Top of Records supplied

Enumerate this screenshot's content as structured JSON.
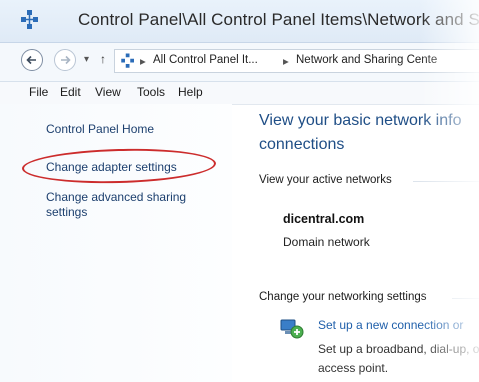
{
  "window": {
    "title": "Control Panel\\All Control Panel Items\\Network and Sh"
  },
  "address_bar": {
    "segments": [
      "All Control Panel It...",
      "Network and Sharing Cente"
    ],
    "separator": "▸",
    "recent_glyph": "▾",
    "up_glyph": "↑"
  },
  "menu": {
    "items": [
      "File",
      "Edit",
      "View",
      "Tools",
      "Help"
    ]
  },
  "sidebar": {
    "home": "Control Panel Home",
    "adapter": "Change adapter settings",
    "advanced": "Change advanced sharing settings"
  },
  "main": {
    "heading": "View your basic network info connections",
    "active_networks_label": "View your active networks",
    "network_name": "dicentral.com",
    "network_type": "Domain network",
    "change_settings_label": "Change your networking settings",
    "setup_link": "Set up a new connection or",
    "setup_desc": "Set up a broadband, dial-up, or access point."
  },
  "colors": {
    "highlight": "#cc2c2c",
    "link": "#1f5faa",
    "heading": "#1f4e86"
  },
  "icons": {
    "title": "network-icon",
    "back": "back-arrow-icon",
    "forward": "forward-arrow-icon",
    "setup": "network-setup-icon"
  }
}
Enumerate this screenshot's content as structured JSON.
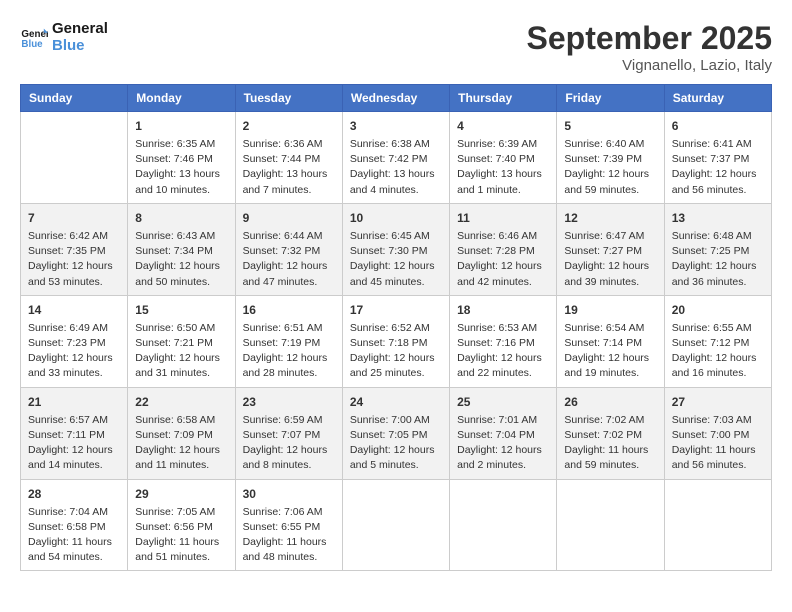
{
  "logo": {
    "line1": "General",
    "line2": "Blue"
  },
  "title": "September 2025",
  "location": "Vignanello, Lazio, Italy",
  "days_of_week": [
    "Sunday",
    "Monday",
    "Tuesday",
    "Wednesday",
    "Thursday",
    "Friday",
    "Saturday"
  ],
  "weeks": [
    [
      {
        "num": "",
        "info": ""
      },
      {
        "num": "1",
        "info": "Sunrise: 6:35 AM\nSunset: 7:46 PM\nDaylight: 13 hours\nand 10 minutes."
      },
      {
        "num": "2",
        "info": "Sunrise: 6:36 AM\nSunset: 7:44 PM\nDaylight: 13 hours\nand 7 minutes."
      },
      {
        "num": "3",
        "info": "Sunrise: 6:38 AM\nSunset: 7:42 PM\nDaylight: 13 hours\nand 4 minutes."
      },
      {
        "num": "4",
        "info": "Sunrise: 6:39 AM\nSunset: 7:40 PM\nDaylight: 13 hours\nand 1 minute."
      },
      {
        "num": "5",
        "info": "Sunrise: 6:40 AM\nSunset: 7:39 PM\nDaylight: 12 hours\nand 59 minutes."
      },
      {
        "num": "6",
        "info": "Sunrise: 6:41 AM\nSunset: 7:37 PM\nDaylight: 12 hours\nand 56 minutes."
      }
    ],
    [
      {
        "num": "7",
        "info": "Sunrise: 6:42 AM\nSunset: 7:35 PM\nDaylight: 12 hours\nand 53 minutes."
      },
      {
        "num": "8",
        "info": "Sunrise: 6:43 AM\nSunset: 7:34 PM\nDaylight: 12 hours\nand 50 minutes."
      },
      {
        "num": "9",
        "info": "Sunrise: 6:44 AM\nSunset: 7:32 PM\nDaylight: 12 hours\nand 47 minutes."
      },
      {
        "num": "10",
        "info": "Sunrise: 6:45 AM\nSunset: 7:30 PM\nDaylight: 12 hours\nand 45 minutes."
      },
      {
        "num": "11",
        "info": "Sunrise: 6:46 AM\nSunset: 7:28 PM\nDaylight: 12 hours\nand 42 minutes."
      },
      {
        "num": "12",
        "info": "Sunrise: 6:47 AM\nSunset: 7:27 PM\nDaylight: 12 hours\nand 39 minutes."
      },
      {
        "num": "13",
        "info": "Sunrise: 6:48 AM\nSunset: 7:25 PM\nDaylight: 12 hours\nand 36 minutes."
      }
    ],
    [
      {
        "num": "14",
        "info": "Sunrise: 6:49 AM\nSunset: 7:23 PM\nDaylight: 12 hours\nand 33 minutes."
      },
      {
        "num": "15",
        "info": "Sunrise: 6:50 AM\nSunset: 7:21 PM\nDaylight: 12 hours\nand 31 minutes."
      },
      {
        "num": "16",
        "info": "Sunrise: 6:51 AM\nSunset: 7:19 PM\nDaylight: 12 hours\nand 28 minutes."
      },
      {
        "num": "17",
        "info": "Sunrise: 6:52 AM\nSunset: 7:18 PM\nDaylight: 12 hours\nand 25 minutes."
      },
      {
        "num": "18",
        "info": "Sunrise: 6:53 AM\nSunset: 7:16 PM\nDaylight: 12 hours\nand 22 minutes."
      },
      {
        "num": "19",
        "info": "Sunrise: 6:54 AM\nSunset: 7:14 PM\nDaylight: 12 hours\nand 19 minutes."
      },
      {
        "num": "20",
        "info": "Sunrise: 6:55 AM\nSunset: 7:12 PM\nDaylight: 12 hours\nand 16 minutes."
      }
    ],
    [
      {
        "num": "21",
        "info": "Sunrise: 6:57 AM\nSunset: 7:11 PM\nDaylight: 12 hours\nand 14 minutes."
      },
      {
        "num": "22",
        "info": "Sunrise: 6:58 AM\nSunset: 7:09 PM\nDaylight: 12 hours\nand 11 minutes."
      },
      {
        "num": "23",
        "info": "Sunrise: 6:59 AM\nSunset: 7:07 PM\nDaylight: 12 hours\nand 8 minutes."
      },
      {
        "num": "24",
        "info": "Sunrise: 7:00 AM\nSunset: 7:05 PM\nDaylight: 12 hours\nand 5 minutes."
      },
      {
        "num": "25",
        "info": "Sunrise: 7:01 AM\nSunset: 7:04 PM\nDaylight: 12 hours\nand 2 minutes."
      },
      {
        "num": "26",
        "info": "Sunrise: 7:02 AM\nSunset: 7:02 PM\nDaylight: 11 hours\nand 59 minutes."
      },
      {
        "num": "27",
        "info": "Sunrise: 7:03 AM\nSunset: 7:00 PM\nDaylight: 11 hours\nand 56 minutes."
      }
    ],
    [
      {
        "num": "28",
        "info": "Sunrise: 7:04 AM\nSunset: 6:58 PM\nDaylight: 11 hours\nand 54 minutes."
      },
      {
        "num": "29",
        "info": "Sunrise: 7:05 AM\nSunset: 6:56 PM\nDaylight: 11 hours\nand 51 minutes."
      },
      {
        "num": "30",
        "info": "Sunrise: 7:06 AM\nSunset: 6:55 PM\nDaylight: 11 hours\nand 48 minutes."
      },
      {
        "num": "",
        "info": ""
      },
      {
        "num": "",
        "info": ""
      },
      {
        "num": "",
        "info": ""
      },
      {
        "num": "",
        "info": ""
      }
    ]
  ]
}
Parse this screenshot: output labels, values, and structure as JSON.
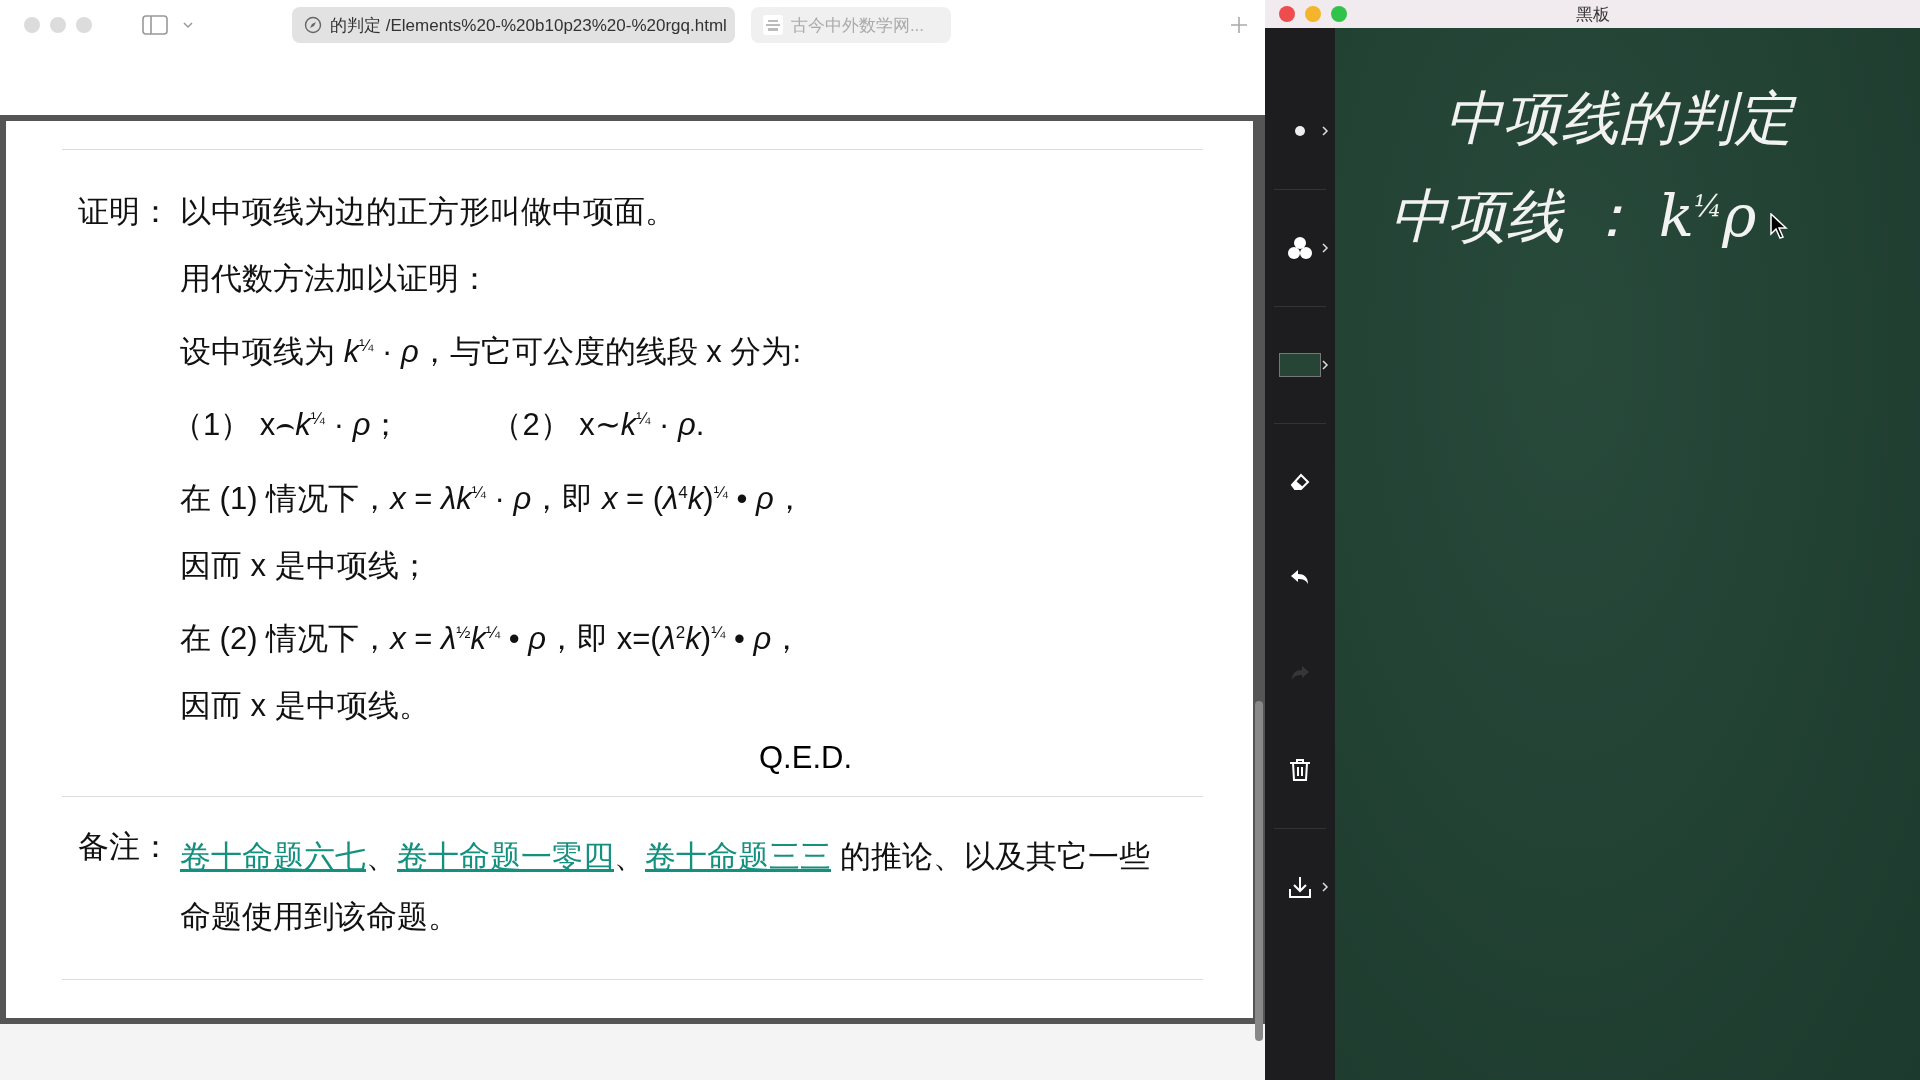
{
  "browser": {
    "tabs": [
      {
        "title": "的判定 /Elements%20-%20b10p23%20-%20rgq.html",
        "selected": true
      },
      {
        "title": "古今中外数学网...",
        "selected": false
      }
    ]
  },
  "page": {
    "proof": {
      "label": "证明：",
      "lines": [
        {
          "kind": "text",
          "text": "以中项线为边的正方形叫做中项面。"
        },
        {
          "kind": "text",
          "text": "用代数方法加以证明："
        },
        {
          "kind": "text",
          "text": "设中项线为 *k*$^{¼}$ · *ρ*，与它可公度的线段 x 分为:"
        },
        {
          "kind": "pair",
          "items": [
            "（1）  x⌢*k*$^{¼}$ · *ρ*；",
            "（2）  x∼*k*$^{¼}$ · *ρ*."
          ]
        },
        {
          "kind": "text",
          "text": "在 (1) 情况下，*x* = *λk*$^{¼}$ · *ρ*，即 *x* = (*λ*$^{4}$*k*)$^{¼}$ • *ρ*，"
        },
        {
          "kind": "text",
          "text": "因而 x 是中项线；"
        },
        {
          "kind": "text",
          "text": "在 (2) 情况下，*x* = *λ*$^{½}$*k*$^{¼}$ • *ρ*，即 x=(*λ*$^{2}$*k*)$^{¼}$ • *ρ*，"
        },
        {
          "kind": "text",
          "text": "因而 x 是中项线。"
        }
      ],
      "qed": "Q.E.D."
    },
    "note": {
      "label": "备注：",
      "segments": [
        {
          "kind": "link",
          "text": "卷十命题六七"
        },
        {
          "kind": "text",
          "text": "、"
        },
        {
          "kind": "link",
          "text": "卷十命题一零四"
        },
        {
          "kind": "text",
          "text": "、"
        },
        {
          "kind": "link",
          "text": "卷十命题三三"
        },
        {
          "kind": "text",
          "text": " 的推论、以及其它一些命题使用到该命题。"
        }
      ]
    }
  },
  "blackboard": {
    "title": "黑板",
    "tools": [
      {
        "kind": "dot",
        "disabled": false
      },
      {
        "kind": "colors",
        "disabled": false
      },
      {
        "kind": "swatch",
        "disabled": false
      },
      {
        "kind": "eraser",
        "disabled": false
      },
      {
        "kind": "undo",
        "disabled": false
      },
      {
        "kind": "redo",
        "disabled": true
      },
      {
        "kind": "trash",
        "disabled": false
      },
      {
        "kind": "download",
        "disabled": false
      }
    ],
    "writing": [
      "中项线的判定",
      "中项线 ： k$^{¼}$ρ"
    ]
  }
}
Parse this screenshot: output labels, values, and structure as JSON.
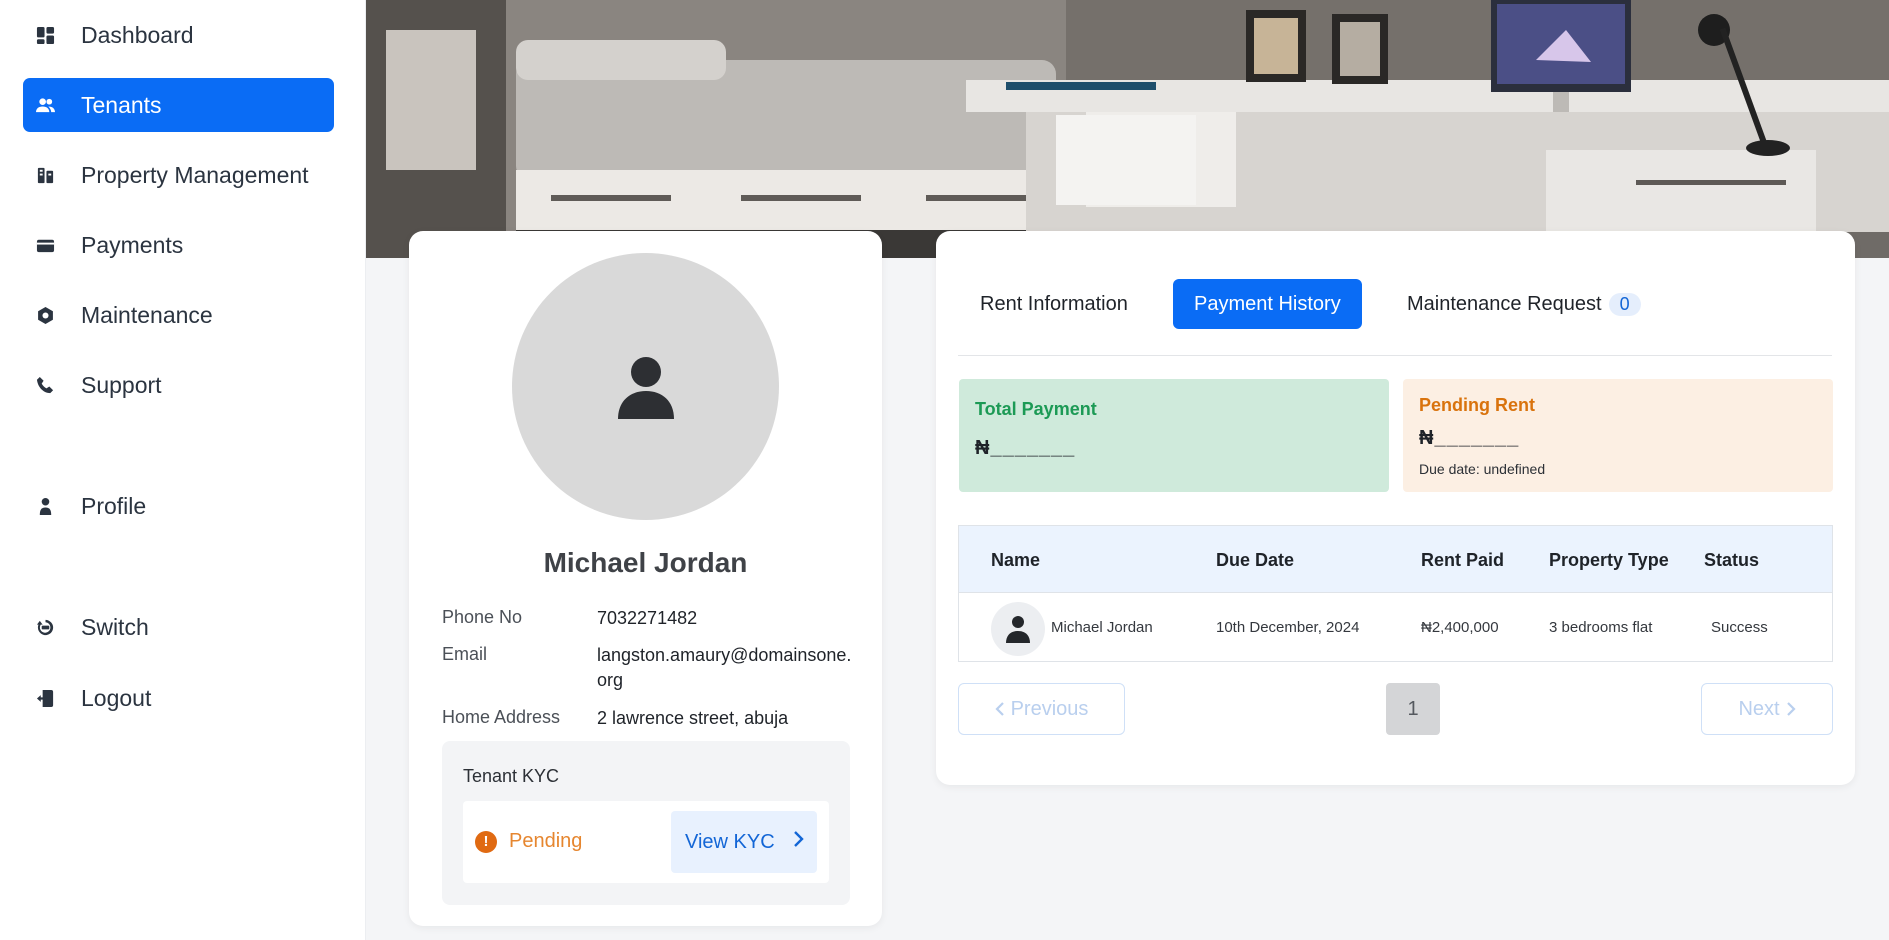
{
  "sidebar": {
    "items": [
      {
        "label": "Dashboard",
        "icon": "dashboard-icon"
      },
      {
        "label": "Tenants",
        "icon": "tenants-icon"
      },
      {
        "label": "Property Management",
        "icon": "property-icon"
      },
      {
        "label": "Payments",
        "icon": "wallet-icon"
      },
      {
        "label": "Maintenance",
        "icon": "gear-icon"
      },
      {
        "label": "Support",
        "icon": "phone-icon"
      },
      {
        "label": "Profile",
        "icon": "person-icon"
      },
      {
        "label": "Switch",
        "icon": "switch-icon"
      },
      {
        "label": "Logout",
        "icon": "logout-icon"
      }
    ],
    "active": "Tenants"
  },
  "profile": {
    "name": "Michael Jordan",
    "phone_label": "Phone No",
    "phone": "7032271482",
    "email_label": "Email",
    "email": "langston.amaury@domainsone.org",
    "address_label": "Home Address",
    "address": "2 lawrence street, abuja",
    "kyc_title": "Tenant KYC",
    "kyc_status": "Pending",
    "kyc_button": "View KYC"
  },
  "tabs": [
    {
      "label": "Rent Information"
    },
    {
      "label": "Payment History",
      "active": true
    },
    {
      "label": "Maintenance Request",
      "count": "0"
    }
  ],
  "stats": {
    "total": {
      "title": "Total Payment",
      "value": "₦_______"
    },
    "pending": {
      "title": "Pending Rent",
      "value": "₦_______",
      "due": "Due date: undefined"
    }
  },
  "table": {
    "headers": [
      "Name",
      "Due Date",
      "Rent Paid",
      "Property Type",
      "Status"
    ],
    "rows": [
      {
        "name": "Michael Jordan",
        "due_date": "10th December, 2024",
        "rent_paid": "₦2,400,000",
        "property_type": "3 bedrooms flat",
        "status": "Success"
      }
    ]
  },
  "pagination": {
    "previous": "Previous",
    "page": "1",
    "next": "Next"
  },
  "colors": {
    "accent": "#0a6cf5",
    "total_bg": "#cfeadb",
    "total_title": "#1c9a55",
    "pending_bg": "#fcefe3",
    "pending_title": "#d9730d",
    "kyc_pending": "#e6862f"
  }
}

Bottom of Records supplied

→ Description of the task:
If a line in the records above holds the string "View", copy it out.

→ Written solution:
      "View",
    "heading": "View your basic network info connections",
    "active_networks_label": "View your active networks",
    "kyc_button": "View KYC"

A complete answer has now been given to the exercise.